SOURCE DATA:
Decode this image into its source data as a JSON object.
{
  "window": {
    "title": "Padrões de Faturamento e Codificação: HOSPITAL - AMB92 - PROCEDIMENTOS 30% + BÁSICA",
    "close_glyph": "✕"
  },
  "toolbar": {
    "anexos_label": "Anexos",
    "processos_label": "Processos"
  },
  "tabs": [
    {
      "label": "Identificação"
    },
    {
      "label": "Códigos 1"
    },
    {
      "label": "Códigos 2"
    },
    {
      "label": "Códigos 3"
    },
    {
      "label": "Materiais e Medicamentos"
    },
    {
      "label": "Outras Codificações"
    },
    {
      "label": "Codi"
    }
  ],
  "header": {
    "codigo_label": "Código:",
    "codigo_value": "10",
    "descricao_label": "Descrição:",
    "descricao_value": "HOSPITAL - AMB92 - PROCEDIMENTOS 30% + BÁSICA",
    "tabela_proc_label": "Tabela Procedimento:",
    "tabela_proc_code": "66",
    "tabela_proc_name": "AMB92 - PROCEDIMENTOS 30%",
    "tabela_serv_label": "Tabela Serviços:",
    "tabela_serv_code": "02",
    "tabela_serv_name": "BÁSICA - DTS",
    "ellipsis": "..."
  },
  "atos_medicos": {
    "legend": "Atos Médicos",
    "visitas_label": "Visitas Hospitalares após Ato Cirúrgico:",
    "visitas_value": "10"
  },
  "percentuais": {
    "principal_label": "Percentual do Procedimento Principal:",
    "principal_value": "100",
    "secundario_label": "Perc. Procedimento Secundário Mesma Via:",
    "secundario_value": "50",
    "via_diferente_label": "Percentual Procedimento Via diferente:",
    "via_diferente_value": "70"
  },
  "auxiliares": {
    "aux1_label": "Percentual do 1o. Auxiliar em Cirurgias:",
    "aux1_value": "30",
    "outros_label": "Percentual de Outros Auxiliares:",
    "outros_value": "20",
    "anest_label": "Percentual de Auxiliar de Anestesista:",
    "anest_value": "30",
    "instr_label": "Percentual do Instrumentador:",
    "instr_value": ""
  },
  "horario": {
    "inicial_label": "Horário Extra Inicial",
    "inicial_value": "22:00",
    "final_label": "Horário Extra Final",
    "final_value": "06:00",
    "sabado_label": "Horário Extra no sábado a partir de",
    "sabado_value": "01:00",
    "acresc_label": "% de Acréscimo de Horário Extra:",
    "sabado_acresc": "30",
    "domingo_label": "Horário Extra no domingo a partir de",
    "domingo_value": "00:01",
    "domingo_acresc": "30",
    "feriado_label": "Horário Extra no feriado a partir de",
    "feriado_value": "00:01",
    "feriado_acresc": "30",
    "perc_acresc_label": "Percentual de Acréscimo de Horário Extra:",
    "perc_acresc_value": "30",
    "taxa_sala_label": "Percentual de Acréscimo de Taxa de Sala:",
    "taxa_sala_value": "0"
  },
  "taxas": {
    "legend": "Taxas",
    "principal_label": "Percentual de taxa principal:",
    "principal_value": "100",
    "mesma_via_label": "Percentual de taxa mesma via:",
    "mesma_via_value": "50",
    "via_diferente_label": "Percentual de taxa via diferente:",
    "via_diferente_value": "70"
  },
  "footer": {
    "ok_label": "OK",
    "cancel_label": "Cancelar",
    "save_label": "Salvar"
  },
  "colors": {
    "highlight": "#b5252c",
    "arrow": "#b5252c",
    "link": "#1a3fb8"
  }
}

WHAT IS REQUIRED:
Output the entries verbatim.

YOUR SOLUTION:
Decode this image into its source data as a JSON object.
{
  "window": {
    "title": "Padrões de Faturamento e Codificação: HOSPITAL - AMB92 - PROCEDIMENTOS 30% + BÁSICA",
    "close_glyph": "✕"
  },
  "toolbar": {
    "anexos_label": "Anexos",
    "processos_label": "Processos"
  },
  "tabs": [
    {
      "label": "Identificação"
    },
    {
      "label": "Códigos 1"
    },
    {
      "label": "Códigos 2"
    },
    {
      "label": "Códigos 3"
    },
    {
      "label": "Materiais e Medicamentos"
    },
    {
      "label": "Outras Codificações"
    },
    {
      "label": "Codi"
    }
  ],
  "header": {
    "codigo_label": "Código:",
    "codigo_value": "10",
    "descricao_label": "Descrição:",
    "descricao_value": "HOSPITAL - AMB92 - PROCEDIMENTOS 30% + BÁSICA",
    "tabela_proc_label": "Tabela Procedimento:",
    "tabela_proc_code": "66",
    "tabela_proc_name": "AMB92 - PROCEDIMENTOS 30%",
    "tabela_serv_label": "Tabela Serviços:",
    "tabela_serv_code": "02",
    "tabela_serv_name": "BÁSICA - DTS",
    "ellipsis": "..."
  },
  "atos_medicos": {
    "legend": "Atos Médicos",
    "visitas_label": "Visitas Hospitalares após Ato Cirúrgico:",
    "visitas_value": "10"
  },
  "percentuais": {
    "principal_label": "Percentual do Procedimento Principal:",
    "principal_value": "100",
    "secundario_label": "Perc. Procedimento Secundário Mesma Via:",
    "secundario_value": "50",
    "via_diferente_label": "Percentual Procedimento Via diferente:",
    "via_diferente_value": "70"
  },
  "auxiliares": {
    "aux1_label": "Percentual do 1o. Auxiliar em Cirurgias:",
    "aux1_value": "30",
    "outros_label": "Percentual de Outros Auxiliares:",
    "outros_value": "20",
    "anest_label": "Percentual de Auxiliar de Anestesista:",
    "anest_value": "30",
    "instr_label": "Percentual do Instrumentador:",
    "instr_value": ""
  },
  "horario": {
    "inicial_label": "Horário Extra Inicial",
    "inicial_value": "22:00",
    "final_label": "Horário Extra Final",
    "final_value": "06:00",
    "sabado_label": "Horário Extra no sábado a partir de",
    "sabado_value": "01:00",
    "acresc_label": "% de Acréscimo de Horário Extra:",
    "sabado_acresc": "30",
    "domingo_label": "Horário Extra no domingo a partir de",
    "domingo_value": "00:01",
    "domingo_acresc": "30",
    "feriado_label": "Horário Extra no feriado a partir de",
    "feriado_value": "00:01",
    "feriado_acresc": "30",
    "perc_acresc_label": "Percentual de Acréscimo de Horário Extra:",
    "perc_acresc_value": "30",
    "taxa_sala_label": "Percentual de Acréscimo de Taxa de Sala:",
    "taxa_sala_value": "0"
  },
  "taxas": {
    "legend": "Taxas",
    "principal_label": "Percentual de taxa principal:",
    "principal_value": "100",
    "mesma_via_label": "Percentual de taxa mesma via:",
    "mesma_via_value": "50",
    "via_diferente_label": "Percentual de taxa via diferente:",
    "via_diferente_value": "70"
  },
  "footer": {
    "ok_label": "OK",
    "cancel_label": "Cancelar",
    "save_label": "Salvar"
  },
  "colors": {
    "highlight": "#b5252c",
    "arrow": "#b5252c",
    "link": "#1a3fb8"
  }
}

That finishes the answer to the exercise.